This version of Yume Nikki: Dream Diary is a remake or reboot of Yume Nikki, which focuses on bringing a young girl’s dreams (and nightmares) to life. Although this redo doesn’t do the original much justice.
Review: Yume Nikki: Dream Diary
Title: Yume Nikki: Dream Diary (2019)
Platform: PC, Nintendo Switch [Reviewed]
Developer: Active Gaming Media Inc.
Publisher: Active Gaming Media
Genre: Adventure, Puzzle
Release Date: Original Release: February 23, 2018 (PC), Switch Release: February 21, 2019
Price: $19.99 (USD)
Madotsuki’s Dream World
Yume Nikki: Dream Diary follows Madotsuki, an anti-social girl who’s mostly confined to her bedroom. Her only contact with the outside world is her television which she uses for a small mini-game. When Madotsuki sleeps, the world opens, summoning 13 doors for her to journey through. These worlds represent important things to Madotsuki and it’s up to the player to solve the puzzles and conditions within each of them.
Once players finish with a door, they can exit Madotsuki’s dreams by having her pinch herself. When she pinches herself, she wakes up in her room with a player’s progression filling out her actual diary. This diary also serves as a menu hub where players can save and see some original concept art as well (more on this later).
A Bleak Environment
While Yume Nikki: Dream Diary tries its best to recreate the style of the original, I feel like it tries a little too hard. The 3D environment is very dull and the lack of colors exacerbates this issue. Instead, the original was actually helped by the 2D aspect. The enemies also look rough in terms of design. Although the character models move pretty well but don’t look great. Madotsuki is easily able to run and escape from danger whenever necessary.
For me, the 3D aspect hurts the game, taking away what made the original feel special, and instead making it feel ordinary and rushed. Many of the worlds are very beautiful and detailed. It just lacks content and direction. Thus making puzzles more difficult because there’s no indication on what to do. For example, One world had a puzzle in relation to Madotsuki obtaining a flute. Little dialogue happened but the hints are very small to actually catch. Puzzles in the game connect some way among the different worlds but none of those hints are actually clear causing confusion.
A Dream Diary of Collections
As previously mentioned, Madotsuki has a diary where she records all her nighttime adventures. The diary also serves as a collection list as well. Every character Madotsuki meets gets listed in the diary, but unlike most games, there are no hints or summaries to help you. The game misses an opportunity for players to regroup and assist them in solve=ing the various puzzles. Also disappointing is that the room Madotsuki returns to every night isn’t a hub for player progression.

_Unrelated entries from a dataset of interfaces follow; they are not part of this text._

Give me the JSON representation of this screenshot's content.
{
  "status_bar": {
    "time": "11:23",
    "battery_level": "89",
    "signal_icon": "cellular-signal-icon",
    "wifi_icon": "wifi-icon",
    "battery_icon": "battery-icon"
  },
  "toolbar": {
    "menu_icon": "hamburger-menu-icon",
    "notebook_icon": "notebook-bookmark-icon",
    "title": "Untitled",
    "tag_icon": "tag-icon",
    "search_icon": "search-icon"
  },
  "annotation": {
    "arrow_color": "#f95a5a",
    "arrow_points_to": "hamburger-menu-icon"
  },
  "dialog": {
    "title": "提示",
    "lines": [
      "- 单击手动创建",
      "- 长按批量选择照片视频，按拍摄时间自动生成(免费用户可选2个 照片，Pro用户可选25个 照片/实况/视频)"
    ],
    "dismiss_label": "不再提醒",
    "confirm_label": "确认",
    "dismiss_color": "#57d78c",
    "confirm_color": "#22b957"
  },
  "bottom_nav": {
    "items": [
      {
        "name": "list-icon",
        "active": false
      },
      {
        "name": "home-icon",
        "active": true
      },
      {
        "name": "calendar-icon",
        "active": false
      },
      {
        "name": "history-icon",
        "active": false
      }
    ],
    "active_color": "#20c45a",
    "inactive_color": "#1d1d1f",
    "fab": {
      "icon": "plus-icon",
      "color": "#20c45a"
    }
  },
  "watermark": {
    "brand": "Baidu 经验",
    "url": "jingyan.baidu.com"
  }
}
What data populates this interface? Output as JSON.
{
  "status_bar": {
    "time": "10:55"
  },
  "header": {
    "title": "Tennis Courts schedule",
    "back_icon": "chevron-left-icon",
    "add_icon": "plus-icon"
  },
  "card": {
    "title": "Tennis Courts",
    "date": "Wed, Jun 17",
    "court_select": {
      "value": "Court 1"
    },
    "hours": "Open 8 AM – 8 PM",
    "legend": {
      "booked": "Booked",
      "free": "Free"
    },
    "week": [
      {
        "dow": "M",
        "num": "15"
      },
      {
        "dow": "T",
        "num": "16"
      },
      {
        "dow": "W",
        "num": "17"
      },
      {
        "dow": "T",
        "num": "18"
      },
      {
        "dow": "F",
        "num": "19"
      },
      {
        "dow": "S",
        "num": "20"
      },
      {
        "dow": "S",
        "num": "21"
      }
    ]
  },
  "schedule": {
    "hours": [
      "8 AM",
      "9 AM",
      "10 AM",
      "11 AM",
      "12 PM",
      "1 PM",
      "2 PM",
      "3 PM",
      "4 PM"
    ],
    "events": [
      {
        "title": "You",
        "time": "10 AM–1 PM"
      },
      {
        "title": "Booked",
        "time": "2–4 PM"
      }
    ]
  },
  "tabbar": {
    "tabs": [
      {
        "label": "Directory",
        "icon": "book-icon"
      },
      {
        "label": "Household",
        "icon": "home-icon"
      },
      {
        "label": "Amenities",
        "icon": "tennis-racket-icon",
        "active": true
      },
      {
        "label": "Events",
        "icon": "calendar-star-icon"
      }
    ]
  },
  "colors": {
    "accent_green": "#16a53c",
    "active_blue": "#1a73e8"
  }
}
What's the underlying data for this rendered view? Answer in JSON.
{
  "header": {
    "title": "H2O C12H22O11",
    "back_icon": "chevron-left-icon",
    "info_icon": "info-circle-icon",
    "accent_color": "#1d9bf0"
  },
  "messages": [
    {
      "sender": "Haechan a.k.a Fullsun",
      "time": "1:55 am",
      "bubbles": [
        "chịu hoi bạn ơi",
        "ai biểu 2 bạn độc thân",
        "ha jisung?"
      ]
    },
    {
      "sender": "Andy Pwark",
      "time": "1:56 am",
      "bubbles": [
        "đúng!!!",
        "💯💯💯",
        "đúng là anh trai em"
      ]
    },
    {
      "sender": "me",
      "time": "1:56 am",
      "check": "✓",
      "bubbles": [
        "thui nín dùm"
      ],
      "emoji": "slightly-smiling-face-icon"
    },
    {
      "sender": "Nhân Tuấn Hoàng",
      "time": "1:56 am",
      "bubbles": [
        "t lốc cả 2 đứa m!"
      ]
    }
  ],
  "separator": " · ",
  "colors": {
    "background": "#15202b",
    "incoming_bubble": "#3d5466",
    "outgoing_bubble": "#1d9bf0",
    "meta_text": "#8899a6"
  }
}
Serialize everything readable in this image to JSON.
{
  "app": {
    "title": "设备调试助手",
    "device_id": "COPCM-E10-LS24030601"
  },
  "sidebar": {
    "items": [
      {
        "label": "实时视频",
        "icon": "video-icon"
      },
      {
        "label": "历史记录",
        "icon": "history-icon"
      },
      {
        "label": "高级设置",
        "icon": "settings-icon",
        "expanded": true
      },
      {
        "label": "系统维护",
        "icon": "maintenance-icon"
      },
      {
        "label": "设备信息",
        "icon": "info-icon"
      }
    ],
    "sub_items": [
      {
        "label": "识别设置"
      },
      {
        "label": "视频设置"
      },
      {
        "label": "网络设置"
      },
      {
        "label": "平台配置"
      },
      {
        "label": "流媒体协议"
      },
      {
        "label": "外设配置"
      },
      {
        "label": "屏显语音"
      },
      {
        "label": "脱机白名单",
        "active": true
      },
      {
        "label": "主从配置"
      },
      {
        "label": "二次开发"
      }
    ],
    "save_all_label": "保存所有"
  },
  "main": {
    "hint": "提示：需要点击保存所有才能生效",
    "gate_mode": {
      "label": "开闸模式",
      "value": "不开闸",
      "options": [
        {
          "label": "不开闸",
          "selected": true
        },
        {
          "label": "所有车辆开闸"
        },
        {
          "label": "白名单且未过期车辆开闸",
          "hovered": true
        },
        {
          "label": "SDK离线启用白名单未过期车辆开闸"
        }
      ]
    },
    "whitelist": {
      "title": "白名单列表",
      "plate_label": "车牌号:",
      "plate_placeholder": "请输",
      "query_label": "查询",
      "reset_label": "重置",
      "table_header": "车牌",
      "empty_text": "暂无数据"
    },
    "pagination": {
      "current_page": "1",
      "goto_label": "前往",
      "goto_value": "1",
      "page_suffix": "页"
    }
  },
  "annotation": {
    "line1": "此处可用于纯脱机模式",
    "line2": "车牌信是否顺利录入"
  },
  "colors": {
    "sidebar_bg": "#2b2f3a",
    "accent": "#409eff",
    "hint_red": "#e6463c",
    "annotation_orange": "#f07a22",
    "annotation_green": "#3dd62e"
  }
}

The mini arcade in the game is cute and fun but serves little purpose for the puzzles. The mini-game is meant to be another symbol of Madotsuki’s isolation since this is her only real form of entertainment. But Madotsuki’s room is just a sleeping area it doesn’t resonate this symbolism very well.
Yume Nikki: Dream Diary tries to replicate and differ from the original to little success. Recreating a 2D game into a 3D game is a great idea in theory, but it just doesn’t work in this case. The designs of the enemies and dream worlds just do not stand out like in the original. The puzzles suffer from a lack of direction and the diary could have provided this assistance, but instead is just a dull record keeper. If you still have an interest in this game and want it available on the go, I’d wait for a sale on the E-Shop.
This game was reviewed using a digital code provided by the publisher (Active Gaming Media).